  • Atherosclerosis: A gradual blocking of the arteries by fatty substances and other materials in the bloodstream.

  • Congenital heart disease: Defects in one or more heart structures that occur during the fetus's formation, such as a ventricular septal defect.

  • Heart failure: A condition in which the heart muscle has become weakened or stiff.

  • Aneurysm: A widening and weakening of a part of the heart muscle or the aorta (a major artery).

  • Heart valve disease: Malfunction of one or more of the heart valves.

  • Pericarditis: An inflammation or infection of the sac that surrounds the heart.

  • Pericardial effusion or tamponade: The sac around the heart can become filled with fluid, blood, or infection. This can compress the heart muscle.

  • Atrial or septal wall defects: Irregular channels between the right and left sides of the heart may be present at birth.

  • Shunts: Shunts can be seen in atrial and ventricular septal defects but also when irregular blood flow is pushed through the circulation from the lungs and liver.

How do I prepare for an intracardiac echocardiogram?

  • You will be given instructions about what to eat and drink during the 24 hours before the test. You may be asked not to eat or drink for six to eight hours before the procedure.

  • Tell your doctor or nurse if you are allergic to anything, especially iodine, shellfish, latex or rubber products, medicines like penicillin, or X-ray dye.

  • Tell your doctor about any medications that you are taking. It's possible that your doctor will want you to stop taking them for some period of time before the procedure.

  • If you usually wear a hearing aid, it's best to wear it during the procedure. If you wear glasses, bring them.

  • Plan to have someone drive you home after your procedure.

What should I expect during my intracardiac echocardiogram?

ICE is done in a procedure room with special X-ray and imaging machines. It is usually performed while you're awake.

Before the catheter is inserted into your vein, you'll be given a shot of anesthetic to numb the area.

After you feel numb, the catheter will be inserted into an incision. A plastic sheath will first be inserted into the incision. This will allow your doctor to insert the catheter.

The catheter goes through your veins to reach your heart. Its tip is placed in the heart's right atrium (RA). The operator can adjust the catheter to get the best images.

Threading the catheter shouldn't be painful, and you shouldn't feel it moving through your body, but tell your doctor if you have any discomfort.

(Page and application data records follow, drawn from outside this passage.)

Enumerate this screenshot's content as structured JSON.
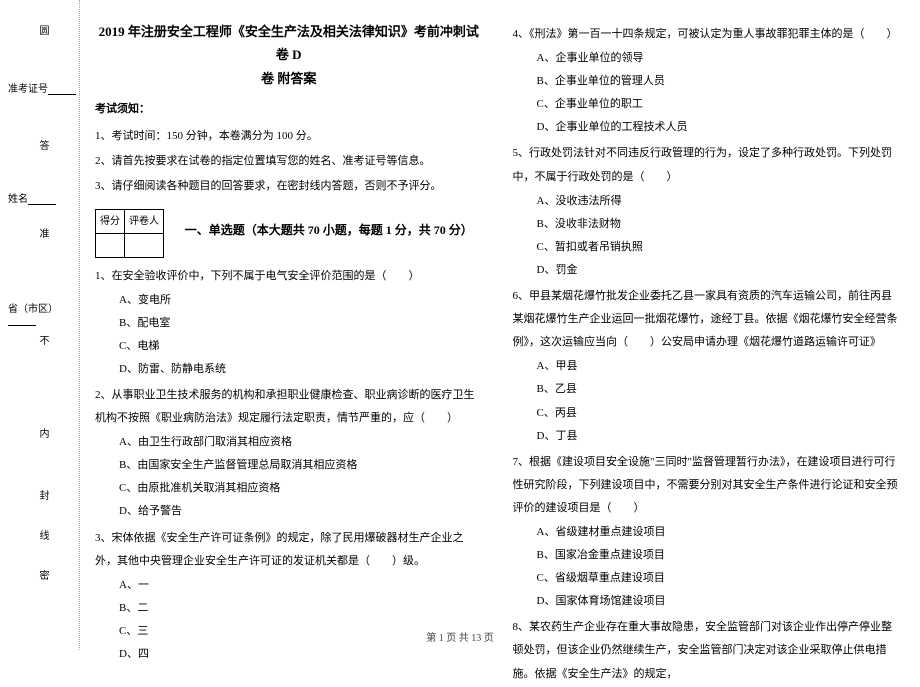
{
  "binding": {
    "v1": "圆",
    "v2": "答",
    "v3": "准",
    "v4": "不",
    "v5": "内",
    "v6": "线",
    "v7": "封",
    "v8": "密",
    "h1": "准考证号",
    "h2": "姓名",
    "h3": "省（市区）"
  },
  "title_line1": "2019 年注册安全工程师《安全生产法及相关法律知识》考前冲刺试卷 D",
  "title_line2": "卷 附答案",
  "notice_head": "考试须知：",
  "instr1": "1、考试时间：150 分钟，本卷满分为 100 分。",
  "instr2": "2、请首先按要求在试卷的指定位置填写您的姓名、准考证号等信息。",
  "instr3": "3、请仔细阅读各种题目的回答要求，在密封线内答题，否则不予评分。",
  "score_cells": {
    "a": "得分",
    "b": "评卷人"
  },
  "part1_title": "一、单选题（本大题共 70 小题，每题 1 分，共 70 分）",
  "q1": {
    "stem": "1、在安全验收评价中，下列不属于电气安全评价范围的是（　　）",
    "a": "A、变电所",
    "b": "B、配电室",
    "c": "C、电梯",
    "d": "D、防雷、防静电系统"
  },
  "q2": {
    "stem": "2、从事职业卫生技术服务的机构和承担职业健康检查、职业病诊断的医疗卫生机构不按照《职业病防治法》规定履行法定职责，情节严重的，应（　　）",
    "a": "A、由卫生行政部门取消其相应资格",
    "b": "B、由国家安全生产监督管理总局取消其相应资格",
    "c": "C、由原批准机关取消其相应资格",
    "d": "D、给予警告"
  },
  "q3": {
    "stem": "3、宋体依据《安全生产许可证条例》的规定，除了民用爆破器材生产企业之外，其他中央管理企业安全生产许可证的发证机关都是（　　）级。",
    "a": "A、一",
    "b": "B、二",
    "c": "C、三",
    "d": "D、四"
  },
  "q4": {
    "stem": "4、《刑法》第一百一十四条规定，可被认定为重人事故罪犯罪主体的是（　　）",
    "a": "A、企事业单位的领导",
    "b": "B、企事业单位的管理人员",
    "c": "C、企事业单位的职工",
    "d": "D、企事业单位的工程技术人员"
  },
  "q5": {
    "stem": "5、行政处罚法针对不同违反行政管理的行为，设定了多种行政处罚。下列处罚中，不属于行政处罚的是（　　）",
    "a": "A、没收违法所得",
    "b": "B、没收非法财物",
    "c": "C、暂扣或者吊销执照",
    "d": "D、罚金"
  },
  "q6": {
    "stem": "6、甲县某烟花爆竹批发企业委托乙县一家具有资质的汽车运输公司，前往丙县某烟花爆竹生产企业运回一批烟花爆竹，途经丁县。依据《烟花爆竹安全经营条例》，这次运输应当向（　　）公安局申请办理《烟花爆竹道路运输许可证》",
    "a": "A、甲县",
    "b": "B、乙县",
    "c": "C、丙县",
    "d": "D、丁县"
  },
  "q7": {
    "stem": "7、根据《建设项目安全设施\"三同时\"监督管理暂行办法》，在建设项目进行可行性研究阶段，下列建设项目中，不需要分别对其安全生产条件进行论证和安全预评价的建设项目是（　　）",
    "a": "A、省级建材重点建设项目",
    "b": "B、国家冶金重点建设项目",
    "c": "C、省级烟草重点建设项目",
    "d": "D、国家体育场馆建设项目"
  },
  "q8": {
    "stem": "8、某农药生产企业存在重大事故隐患，安全监管部门对该企业作出停产停业整顿处罚，但该企业仍然继续生产，安全监管部门决定对该企业采取停止供电措施。依据《安全生产法》的规定，"
  },
  "footer": "第 1 页 共 13 页"
}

Why choose Presbyterian for an intracardiac echocardiogram?

Presbyterian’s Heart and Vascular team has many different options to help you manage your heart condition. The team performs various diagnostic tests and procedures to help form an accurate diagnosis and create individualized treatment plans for your heart health needs. Depending on the type of heart condition you have and its underlying cause, the team can recommend a wide variety of treatment options, including lifestyle modifications, medications, and procedures. Our cardiologists and cardiovascular surgeons work closely together for cases in which surgery is the best treatment option. We also offer a customized cardiac rehabilitation program at our Healthplex, where clinically appropriate, which can improve your endurance and exercise tolerance, as well as improve heart-related symptoms. Your cardiologist will work with the rehabilitation team to create a plan that will be tailored to your individual health needs.